Experiment: Carbon Monoxide Can Pass Through Walls
Each year, about 500 people in the United States die from accidental carbon monoxide poisoning, and it's believed that many of these deaths could have been prevented with carbon monoxide alarms and public education. A research letter in the Journal of the American Medical Association describes an experiment that tests whether carbon monoxide can pass through walls. In the experiment, researchers found that the gas "diffused across single-layer gypsum wallboard of two thicknesses, double-layer wallboard and painted double-layer wallboard." In the JAMA letter, the researchers point out that 10 of the 25 states that require household carbon monoxide alarms make exceptions for homes without fuel-burning appliances or attached garages. These new findings suggest that even if the inside of your own home is not in danger, it's possible that the lethal gas could seep in from the home of a wall-sharing neighbor.
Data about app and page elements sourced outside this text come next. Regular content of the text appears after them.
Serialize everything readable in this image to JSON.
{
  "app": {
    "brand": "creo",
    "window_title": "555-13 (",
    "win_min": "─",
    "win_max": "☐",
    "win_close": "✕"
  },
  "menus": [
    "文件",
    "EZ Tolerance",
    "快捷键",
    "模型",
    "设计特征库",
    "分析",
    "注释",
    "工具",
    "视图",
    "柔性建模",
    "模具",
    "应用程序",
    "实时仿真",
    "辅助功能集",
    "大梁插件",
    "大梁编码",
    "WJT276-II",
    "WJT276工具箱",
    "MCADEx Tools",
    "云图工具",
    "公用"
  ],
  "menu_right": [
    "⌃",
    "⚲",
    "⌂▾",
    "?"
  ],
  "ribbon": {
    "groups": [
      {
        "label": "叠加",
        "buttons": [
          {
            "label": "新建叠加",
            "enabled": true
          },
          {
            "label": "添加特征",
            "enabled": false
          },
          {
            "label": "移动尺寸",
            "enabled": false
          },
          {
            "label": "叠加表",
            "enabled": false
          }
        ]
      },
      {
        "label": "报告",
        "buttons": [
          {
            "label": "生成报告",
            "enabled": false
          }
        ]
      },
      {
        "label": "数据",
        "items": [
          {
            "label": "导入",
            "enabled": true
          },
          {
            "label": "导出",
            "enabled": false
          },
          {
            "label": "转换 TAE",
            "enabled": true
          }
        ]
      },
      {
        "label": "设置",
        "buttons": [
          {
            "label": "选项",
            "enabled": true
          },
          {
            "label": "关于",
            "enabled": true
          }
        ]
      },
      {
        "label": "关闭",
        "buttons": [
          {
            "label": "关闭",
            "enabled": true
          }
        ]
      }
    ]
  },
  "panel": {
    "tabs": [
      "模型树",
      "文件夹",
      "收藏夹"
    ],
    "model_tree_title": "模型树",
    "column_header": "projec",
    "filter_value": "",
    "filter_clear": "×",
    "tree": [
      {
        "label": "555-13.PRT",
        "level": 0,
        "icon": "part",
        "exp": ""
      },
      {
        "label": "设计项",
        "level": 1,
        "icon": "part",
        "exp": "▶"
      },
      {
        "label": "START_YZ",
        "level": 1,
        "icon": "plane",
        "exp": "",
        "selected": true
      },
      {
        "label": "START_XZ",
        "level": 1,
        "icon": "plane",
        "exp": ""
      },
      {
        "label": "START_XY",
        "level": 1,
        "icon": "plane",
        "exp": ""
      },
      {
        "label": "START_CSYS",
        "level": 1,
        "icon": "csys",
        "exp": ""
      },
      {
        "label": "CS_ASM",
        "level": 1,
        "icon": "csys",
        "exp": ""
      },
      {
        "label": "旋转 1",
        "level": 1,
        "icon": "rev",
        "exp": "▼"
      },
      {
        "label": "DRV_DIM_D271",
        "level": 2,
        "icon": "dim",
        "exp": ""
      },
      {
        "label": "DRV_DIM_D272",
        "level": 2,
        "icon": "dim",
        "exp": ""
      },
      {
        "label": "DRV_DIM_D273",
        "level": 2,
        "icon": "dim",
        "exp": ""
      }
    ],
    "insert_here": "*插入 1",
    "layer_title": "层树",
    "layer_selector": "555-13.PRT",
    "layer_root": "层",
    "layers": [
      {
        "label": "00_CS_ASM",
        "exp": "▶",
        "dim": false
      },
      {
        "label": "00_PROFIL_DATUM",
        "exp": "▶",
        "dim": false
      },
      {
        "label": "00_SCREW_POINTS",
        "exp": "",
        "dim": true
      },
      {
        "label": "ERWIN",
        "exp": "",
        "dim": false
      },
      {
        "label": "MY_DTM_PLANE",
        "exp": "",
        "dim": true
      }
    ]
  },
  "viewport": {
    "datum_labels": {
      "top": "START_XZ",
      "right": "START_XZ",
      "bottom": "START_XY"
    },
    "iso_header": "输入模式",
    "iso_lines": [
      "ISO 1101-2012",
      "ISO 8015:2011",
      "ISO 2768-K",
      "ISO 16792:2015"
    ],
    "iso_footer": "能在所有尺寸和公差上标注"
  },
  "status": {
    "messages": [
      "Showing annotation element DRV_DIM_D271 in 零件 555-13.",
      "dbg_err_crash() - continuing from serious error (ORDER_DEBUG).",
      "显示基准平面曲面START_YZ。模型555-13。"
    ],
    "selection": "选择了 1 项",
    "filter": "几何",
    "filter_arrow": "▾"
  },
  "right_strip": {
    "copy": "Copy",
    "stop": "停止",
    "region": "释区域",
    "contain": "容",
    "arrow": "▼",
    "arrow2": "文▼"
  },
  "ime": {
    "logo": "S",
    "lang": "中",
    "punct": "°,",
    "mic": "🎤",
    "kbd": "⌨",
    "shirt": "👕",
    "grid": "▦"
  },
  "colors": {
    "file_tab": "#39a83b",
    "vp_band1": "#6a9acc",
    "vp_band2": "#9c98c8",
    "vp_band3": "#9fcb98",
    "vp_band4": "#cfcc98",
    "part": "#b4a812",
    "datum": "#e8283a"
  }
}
To prevent carbon monoxide poisoning from your home appliances, the U.S. Centers for Disease Control and Prevention suggests you install a battery-operated carbon monoxide detector. Already have one? Make sure the batteries are still charged, and make a habit of replacing them each spring and fall. Here are more tips from the CDC. It's also helpful to recognize the symptoms of carbon monoxide poisoning, which, at moderate levels, include severe headaches, dizziness, nausea and more. If you have these symptoms and suspect they're due to carbon monoxide poisoning, immediately seek fresh air, leave the house and head to the emergency room. For more tips from the U.S. Environmental Protection Agency, see their PDF guide: Protect Your Family and Yourself from Carbon Monoxide Poisoning.
Our Titanic Obesity Problem
The annual "F as in Fat" report, issued jointly by the Trust for America's Health and the Robert Wood Johnson Foundation, is hot off the presses for 2013. The punch line is this seemingly welcome news: Obesity rates in the United States, overall, have leveled off. We'll get back to that, but let's establish some relevant context first, writes U.S. News blogger David Katz.
In 2008, Shiriki Kumanyika and colleagues at Johns Hopkins published a paper in Obesity projecting that, should prevailing trends persist, by or about the middle of this century, every adult in the United States – but for a possible rounding error – would be overweight or obese. The analytical modeling was robust, the team of investigators highly accomplished and the effort both thoughtful and diligent. But even so, the projection was almost certainly wrong.
It was wrong for the same reasons that someone analyzing the sinking of the Titanic would have been wrong to project that eventually everyone would be soaked, if not drowned. [Read more: Our Titanic Obesity Problem]
How to Have a Fit and Healthy Pregnancy
Whoever told you being fit and healthy while you're pregnant is impossible lied to you, writes U.S. News blogger Jolynn Toma. As I near the 37-week mark, some people have commented that it's easy for me to work out and eat healthy because it's my job.
They couldn't be more wrong. Sure it may be a smidge easier than someone who doesn't work out or eat healthy on a regular basis, but I've definitely had my ups and downs.
Being pregnant has been a learning experience unlike any other – mentally, physically and emotionally. For the first 16 weeks, saltines and Sierra Mist were my best friends. [Read more: How to Have a Fit and Healthy Pregnancy]